Subject: Re: interfacing pic16f84 to ADC and DAC
Author:  pic microcontroller discussion list <spam_OUTPICLISTTakeThisOuTspamMITVMA.MIT.EDU> at
INTERNET
Date:    12/3/99 9:58 AM


Unless I'm misunderstanding, I think your bottleneck here will be the speed
of the serial link. At 19200 bps, you can send only 960 2-byte packets per
second, so a sample rate of 1200 Hz would be out, unless you use some form
of compression. Otherwise, though, the PIC should be able to handle the
operation, as long as it doesn't have much else to do.

Evan


--------------------------------------------------------------
Evan Short - Electronics Engineer
Ferrari Gestione Sportiva - Maranello, Italy
--------------------------------------------------------------
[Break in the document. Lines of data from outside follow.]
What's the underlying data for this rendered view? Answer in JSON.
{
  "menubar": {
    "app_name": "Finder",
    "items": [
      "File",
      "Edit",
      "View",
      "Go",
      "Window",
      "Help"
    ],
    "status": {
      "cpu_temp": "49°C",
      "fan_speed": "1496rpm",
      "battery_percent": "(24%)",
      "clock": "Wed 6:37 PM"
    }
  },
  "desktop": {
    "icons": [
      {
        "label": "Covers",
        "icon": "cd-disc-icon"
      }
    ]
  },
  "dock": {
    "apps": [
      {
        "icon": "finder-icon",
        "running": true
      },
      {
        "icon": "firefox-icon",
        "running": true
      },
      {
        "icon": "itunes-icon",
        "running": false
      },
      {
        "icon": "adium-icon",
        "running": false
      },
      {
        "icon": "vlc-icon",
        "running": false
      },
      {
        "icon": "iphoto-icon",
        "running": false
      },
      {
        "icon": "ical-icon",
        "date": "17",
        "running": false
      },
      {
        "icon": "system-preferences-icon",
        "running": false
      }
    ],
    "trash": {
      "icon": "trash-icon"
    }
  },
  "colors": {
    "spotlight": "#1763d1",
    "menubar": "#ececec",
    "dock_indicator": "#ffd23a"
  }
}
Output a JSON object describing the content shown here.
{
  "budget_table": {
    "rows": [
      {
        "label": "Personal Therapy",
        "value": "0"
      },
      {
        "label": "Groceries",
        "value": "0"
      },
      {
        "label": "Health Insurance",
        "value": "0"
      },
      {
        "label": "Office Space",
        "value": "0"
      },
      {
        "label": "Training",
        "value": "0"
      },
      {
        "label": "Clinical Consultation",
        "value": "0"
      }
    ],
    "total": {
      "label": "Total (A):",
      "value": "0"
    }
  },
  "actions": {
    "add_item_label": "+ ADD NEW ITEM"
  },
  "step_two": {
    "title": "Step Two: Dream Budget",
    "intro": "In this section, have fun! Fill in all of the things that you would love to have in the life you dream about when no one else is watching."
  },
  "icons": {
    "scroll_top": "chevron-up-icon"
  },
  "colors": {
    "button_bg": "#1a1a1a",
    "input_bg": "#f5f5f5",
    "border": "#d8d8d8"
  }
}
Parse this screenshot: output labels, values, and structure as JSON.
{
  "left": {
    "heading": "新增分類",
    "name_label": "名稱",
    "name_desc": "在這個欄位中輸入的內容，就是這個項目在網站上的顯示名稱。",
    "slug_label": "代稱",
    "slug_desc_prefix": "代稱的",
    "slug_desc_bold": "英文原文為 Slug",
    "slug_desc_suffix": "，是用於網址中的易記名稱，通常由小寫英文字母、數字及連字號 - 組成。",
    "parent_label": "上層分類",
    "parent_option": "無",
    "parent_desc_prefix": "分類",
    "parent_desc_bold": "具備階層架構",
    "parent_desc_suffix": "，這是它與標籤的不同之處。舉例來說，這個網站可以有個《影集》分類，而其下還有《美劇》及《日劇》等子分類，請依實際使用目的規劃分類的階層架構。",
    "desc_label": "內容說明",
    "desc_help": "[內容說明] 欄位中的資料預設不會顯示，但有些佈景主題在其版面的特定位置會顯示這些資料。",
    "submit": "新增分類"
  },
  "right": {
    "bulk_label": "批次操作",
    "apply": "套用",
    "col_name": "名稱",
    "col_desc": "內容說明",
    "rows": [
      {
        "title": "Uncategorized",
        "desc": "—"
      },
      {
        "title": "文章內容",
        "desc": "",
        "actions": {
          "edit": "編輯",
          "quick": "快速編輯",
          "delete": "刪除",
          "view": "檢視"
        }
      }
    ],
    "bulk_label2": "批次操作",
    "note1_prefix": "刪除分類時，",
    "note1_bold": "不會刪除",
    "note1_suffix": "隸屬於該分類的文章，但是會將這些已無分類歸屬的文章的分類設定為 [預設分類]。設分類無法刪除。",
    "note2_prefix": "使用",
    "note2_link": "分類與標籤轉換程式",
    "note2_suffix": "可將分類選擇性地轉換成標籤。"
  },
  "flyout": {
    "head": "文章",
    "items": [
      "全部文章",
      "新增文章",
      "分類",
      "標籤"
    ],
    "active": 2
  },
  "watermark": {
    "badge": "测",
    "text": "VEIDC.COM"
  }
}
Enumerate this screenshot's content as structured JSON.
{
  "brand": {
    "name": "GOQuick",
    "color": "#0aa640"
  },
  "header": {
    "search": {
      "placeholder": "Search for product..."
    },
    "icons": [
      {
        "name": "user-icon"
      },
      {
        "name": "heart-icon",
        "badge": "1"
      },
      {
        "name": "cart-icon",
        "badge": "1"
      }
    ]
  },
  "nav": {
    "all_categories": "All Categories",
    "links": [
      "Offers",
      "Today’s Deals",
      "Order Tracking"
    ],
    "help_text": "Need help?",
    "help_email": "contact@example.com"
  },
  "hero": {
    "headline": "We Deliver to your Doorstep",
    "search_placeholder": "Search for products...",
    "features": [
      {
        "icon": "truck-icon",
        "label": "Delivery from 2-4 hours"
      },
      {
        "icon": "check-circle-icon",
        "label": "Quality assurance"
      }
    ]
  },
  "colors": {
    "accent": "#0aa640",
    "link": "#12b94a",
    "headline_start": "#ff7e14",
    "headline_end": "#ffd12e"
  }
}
> {Original Message removed}

1999\12\03@171959 by John Mullan

flavicon
face
Sorry, I haven't taken the time to actually calculate the speed you need,
but you wouldn't waste your time learning PIC assembly.  The variety of PIC
available all use pretty much the same instruction sets.

As for the 10Mhz PIC16F84, I wouldn't think that you will get enough
"horsepower" to meet the challenge.  But like I said, there are a great
variety of PIC chips and one of them will meet your needs.  Try one with
built in ADC.

John Mullan


{Original Message removed}

1999\12\06@090728 by Craig Beiferman

flavicon
face
    DON'T try one with a built in ADC.

    Pic chips cannot correctly sample data, as the output pins are
    changing. (I assume you'll be transmitting as your sampling)

    The power surge as the output pin changes, adds noise to the
    input.

    -Craig Beiferman



______________________________ Reply Separator _________________________________
Subject: Re: interfacing pic16f84 to ADC and DAC
Author:  pic microcontroller discussion list <.....PICLISTKILLspamspam@spam@MITVMA.MIT.EDU> at
INTERNET
Date:    12/3/99 5:19 PM


Sorry, I haven't taken the time to actually calculate the speed you need,
but you wouldn't waste your time learning PIC assembly.  The variety of PIC
available all use pretty much the same instruction sets.

As for the 10Mhz PIC16F84, I wouldn't think that you will get enough
"horsepower" to meet the challenge.  But like I said, there are a great
variety of PIC chips and one of them will meet your needs.  Try one with
built in ADC.

John Mullan


{Original Message removed}

1999\12\07@004521 by paulb

flavicon
face
Craig Beiferman wrote:

>  Pic chips cannot correctly sample data, as the output pins are
>  changing. (I assume you'll be transmitting as your sampling)
>  The power surge as the output pin changes, adds noise to the input.

 Sounds eminently sensible.
--
 Cheers,
       Paul B.

More... (looser matching)
- Last day of these posts
- In 1999 , 2000 only
- Today
- New search...